:: Exercise input ::

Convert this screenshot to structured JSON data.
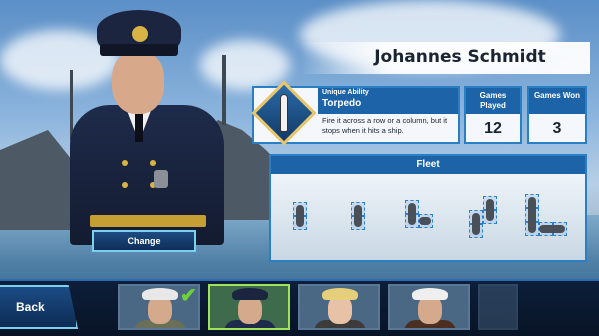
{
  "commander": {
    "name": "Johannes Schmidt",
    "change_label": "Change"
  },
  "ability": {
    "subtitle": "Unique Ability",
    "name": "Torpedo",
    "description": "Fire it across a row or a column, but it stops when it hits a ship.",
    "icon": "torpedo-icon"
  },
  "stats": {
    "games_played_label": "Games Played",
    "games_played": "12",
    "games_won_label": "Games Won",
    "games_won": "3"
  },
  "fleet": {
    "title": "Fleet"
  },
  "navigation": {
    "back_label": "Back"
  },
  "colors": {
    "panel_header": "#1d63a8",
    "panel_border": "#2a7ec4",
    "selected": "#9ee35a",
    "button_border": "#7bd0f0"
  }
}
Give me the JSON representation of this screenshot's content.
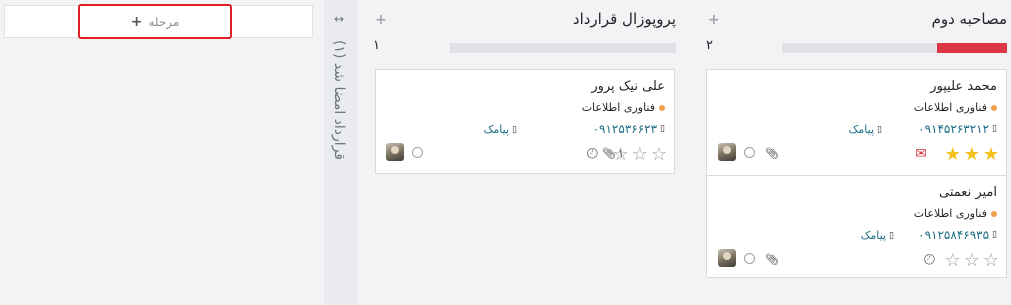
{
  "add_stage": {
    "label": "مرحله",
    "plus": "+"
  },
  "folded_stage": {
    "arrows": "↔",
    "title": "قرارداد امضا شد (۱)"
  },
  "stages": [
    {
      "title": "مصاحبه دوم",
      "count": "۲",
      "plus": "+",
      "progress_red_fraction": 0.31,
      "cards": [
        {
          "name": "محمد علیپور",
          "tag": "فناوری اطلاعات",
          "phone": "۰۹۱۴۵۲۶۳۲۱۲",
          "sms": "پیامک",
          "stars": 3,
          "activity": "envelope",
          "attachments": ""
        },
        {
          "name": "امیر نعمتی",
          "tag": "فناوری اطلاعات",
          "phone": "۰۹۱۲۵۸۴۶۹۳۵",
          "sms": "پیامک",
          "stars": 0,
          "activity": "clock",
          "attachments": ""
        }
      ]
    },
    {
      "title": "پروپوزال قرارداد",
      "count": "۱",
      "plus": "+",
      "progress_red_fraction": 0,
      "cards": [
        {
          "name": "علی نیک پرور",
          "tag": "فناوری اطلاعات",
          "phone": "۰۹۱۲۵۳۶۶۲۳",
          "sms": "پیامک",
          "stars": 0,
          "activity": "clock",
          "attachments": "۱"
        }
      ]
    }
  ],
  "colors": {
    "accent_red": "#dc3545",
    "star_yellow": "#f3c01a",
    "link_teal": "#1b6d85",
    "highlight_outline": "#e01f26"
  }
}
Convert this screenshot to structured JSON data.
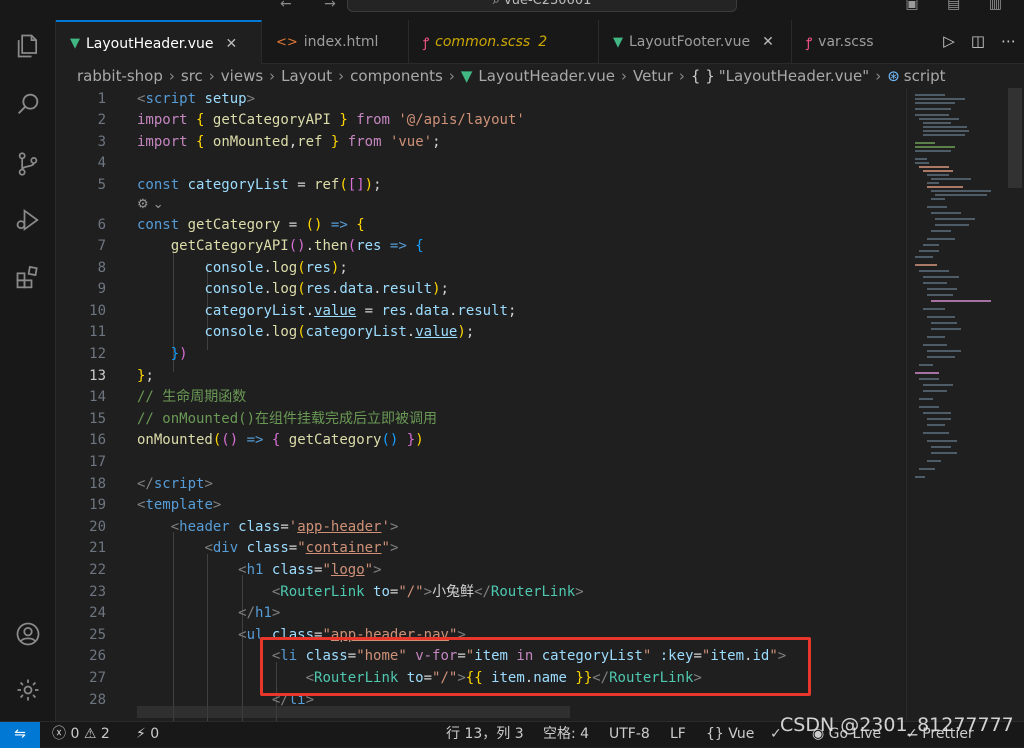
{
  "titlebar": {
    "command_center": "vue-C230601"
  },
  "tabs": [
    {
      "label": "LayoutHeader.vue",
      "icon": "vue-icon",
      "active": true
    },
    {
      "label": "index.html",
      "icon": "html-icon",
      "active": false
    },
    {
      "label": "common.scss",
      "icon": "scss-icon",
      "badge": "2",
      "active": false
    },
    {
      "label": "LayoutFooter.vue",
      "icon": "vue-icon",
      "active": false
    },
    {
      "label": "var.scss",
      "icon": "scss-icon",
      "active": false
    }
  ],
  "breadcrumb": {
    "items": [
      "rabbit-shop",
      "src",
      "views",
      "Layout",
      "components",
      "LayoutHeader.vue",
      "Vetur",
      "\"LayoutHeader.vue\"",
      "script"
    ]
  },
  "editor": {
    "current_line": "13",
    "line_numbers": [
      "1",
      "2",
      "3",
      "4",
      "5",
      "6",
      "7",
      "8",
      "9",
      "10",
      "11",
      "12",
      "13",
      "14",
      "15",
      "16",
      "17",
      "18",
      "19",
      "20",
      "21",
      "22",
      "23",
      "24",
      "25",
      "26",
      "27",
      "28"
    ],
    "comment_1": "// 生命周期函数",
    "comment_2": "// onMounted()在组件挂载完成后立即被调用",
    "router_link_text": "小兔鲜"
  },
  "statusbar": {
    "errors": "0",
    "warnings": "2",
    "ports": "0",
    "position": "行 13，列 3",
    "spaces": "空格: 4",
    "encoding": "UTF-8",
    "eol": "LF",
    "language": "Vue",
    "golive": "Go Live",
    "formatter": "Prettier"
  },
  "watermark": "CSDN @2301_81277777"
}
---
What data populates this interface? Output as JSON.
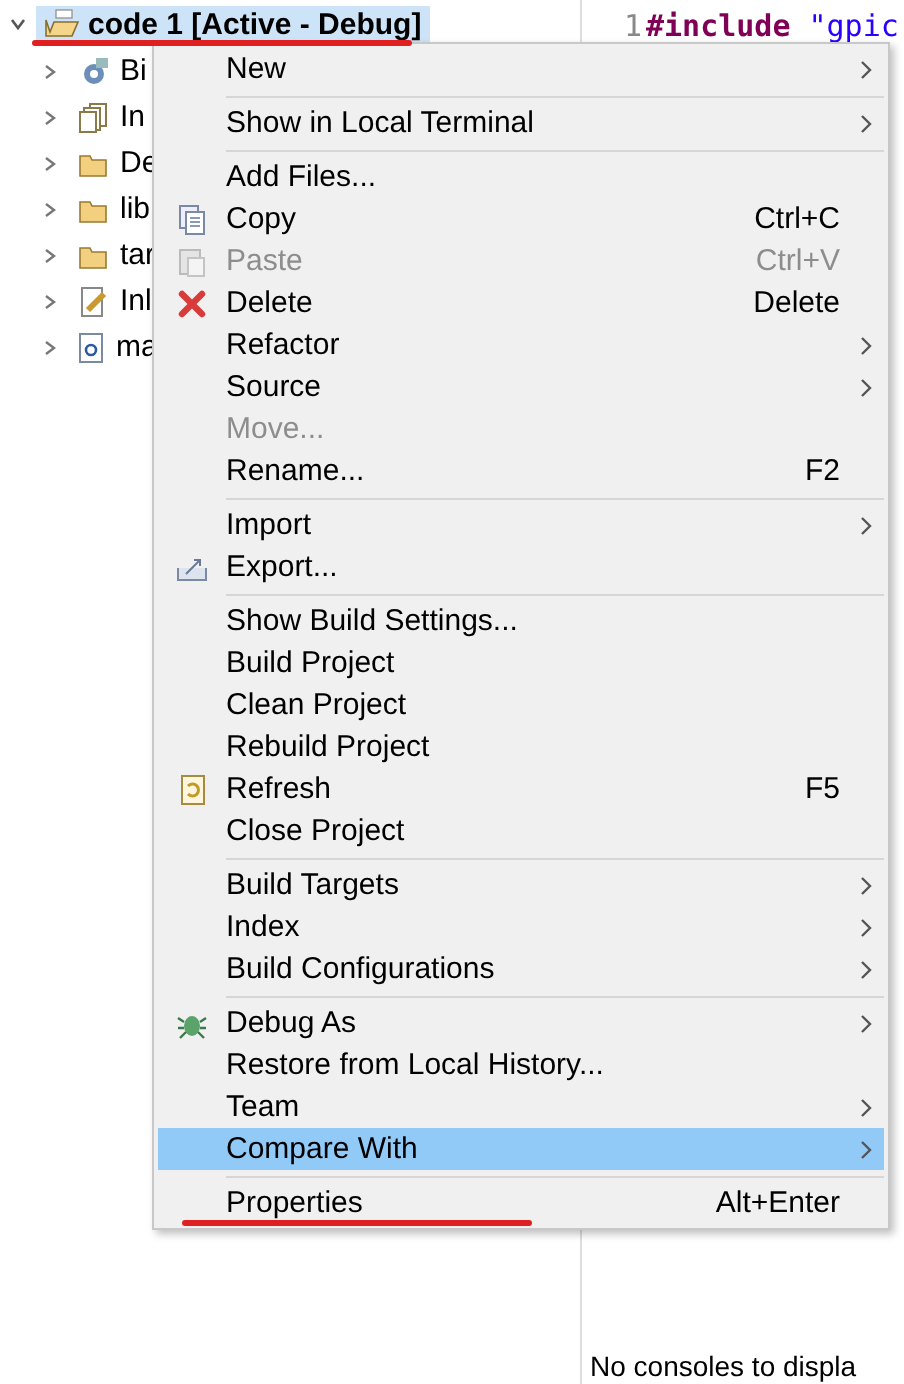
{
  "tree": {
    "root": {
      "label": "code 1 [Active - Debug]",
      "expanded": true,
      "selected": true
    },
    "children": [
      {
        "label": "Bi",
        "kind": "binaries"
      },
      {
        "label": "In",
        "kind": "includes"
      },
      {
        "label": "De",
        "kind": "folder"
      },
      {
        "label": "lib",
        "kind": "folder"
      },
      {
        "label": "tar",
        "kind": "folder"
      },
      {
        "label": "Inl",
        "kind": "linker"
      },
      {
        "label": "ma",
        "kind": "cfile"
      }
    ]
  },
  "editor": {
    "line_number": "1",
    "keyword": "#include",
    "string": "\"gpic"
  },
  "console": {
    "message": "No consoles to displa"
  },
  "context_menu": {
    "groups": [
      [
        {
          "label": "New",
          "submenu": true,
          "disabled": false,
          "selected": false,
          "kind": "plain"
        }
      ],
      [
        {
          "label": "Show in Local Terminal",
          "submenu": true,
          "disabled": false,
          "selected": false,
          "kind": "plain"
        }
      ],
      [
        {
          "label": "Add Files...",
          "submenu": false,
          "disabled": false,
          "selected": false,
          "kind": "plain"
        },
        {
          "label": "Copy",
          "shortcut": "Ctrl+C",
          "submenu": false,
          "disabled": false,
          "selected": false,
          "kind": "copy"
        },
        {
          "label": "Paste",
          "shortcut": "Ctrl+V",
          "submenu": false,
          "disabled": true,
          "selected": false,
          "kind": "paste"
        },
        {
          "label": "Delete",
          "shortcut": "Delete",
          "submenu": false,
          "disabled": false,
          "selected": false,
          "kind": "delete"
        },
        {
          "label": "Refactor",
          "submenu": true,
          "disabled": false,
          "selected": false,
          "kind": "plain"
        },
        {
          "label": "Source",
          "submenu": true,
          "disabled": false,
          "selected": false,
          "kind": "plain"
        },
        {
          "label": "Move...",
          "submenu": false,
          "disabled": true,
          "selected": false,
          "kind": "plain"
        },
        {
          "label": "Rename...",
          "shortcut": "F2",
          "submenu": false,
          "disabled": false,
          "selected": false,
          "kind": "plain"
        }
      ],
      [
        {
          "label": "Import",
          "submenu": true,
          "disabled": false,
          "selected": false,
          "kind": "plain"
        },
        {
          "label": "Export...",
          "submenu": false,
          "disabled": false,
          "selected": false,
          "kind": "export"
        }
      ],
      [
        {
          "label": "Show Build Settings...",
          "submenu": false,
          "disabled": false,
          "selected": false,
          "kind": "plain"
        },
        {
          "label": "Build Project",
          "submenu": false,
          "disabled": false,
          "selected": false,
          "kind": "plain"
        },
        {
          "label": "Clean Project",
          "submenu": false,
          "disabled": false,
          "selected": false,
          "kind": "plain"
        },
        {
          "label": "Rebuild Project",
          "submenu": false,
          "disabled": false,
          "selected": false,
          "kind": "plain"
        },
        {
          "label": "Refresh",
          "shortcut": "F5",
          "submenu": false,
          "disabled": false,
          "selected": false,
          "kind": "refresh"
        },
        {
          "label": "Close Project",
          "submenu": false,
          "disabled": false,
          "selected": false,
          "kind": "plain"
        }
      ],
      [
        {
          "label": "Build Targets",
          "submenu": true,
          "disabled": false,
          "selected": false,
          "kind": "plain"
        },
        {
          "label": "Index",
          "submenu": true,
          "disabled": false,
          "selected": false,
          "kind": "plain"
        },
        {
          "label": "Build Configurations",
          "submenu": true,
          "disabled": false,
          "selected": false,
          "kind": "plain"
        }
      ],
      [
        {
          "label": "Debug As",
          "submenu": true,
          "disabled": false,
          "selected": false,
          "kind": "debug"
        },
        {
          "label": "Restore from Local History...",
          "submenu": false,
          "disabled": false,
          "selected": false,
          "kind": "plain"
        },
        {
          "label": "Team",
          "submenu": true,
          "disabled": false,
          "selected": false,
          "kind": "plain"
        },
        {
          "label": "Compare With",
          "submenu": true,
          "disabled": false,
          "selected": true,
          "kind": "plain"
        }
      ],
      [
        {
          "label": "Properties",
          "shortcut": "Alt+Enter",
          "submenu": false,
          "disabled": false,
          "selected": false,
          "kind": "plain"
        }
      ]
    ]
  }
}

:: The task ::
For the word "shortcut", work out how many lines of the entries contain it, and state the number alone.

:: Answer to the exercise ::
6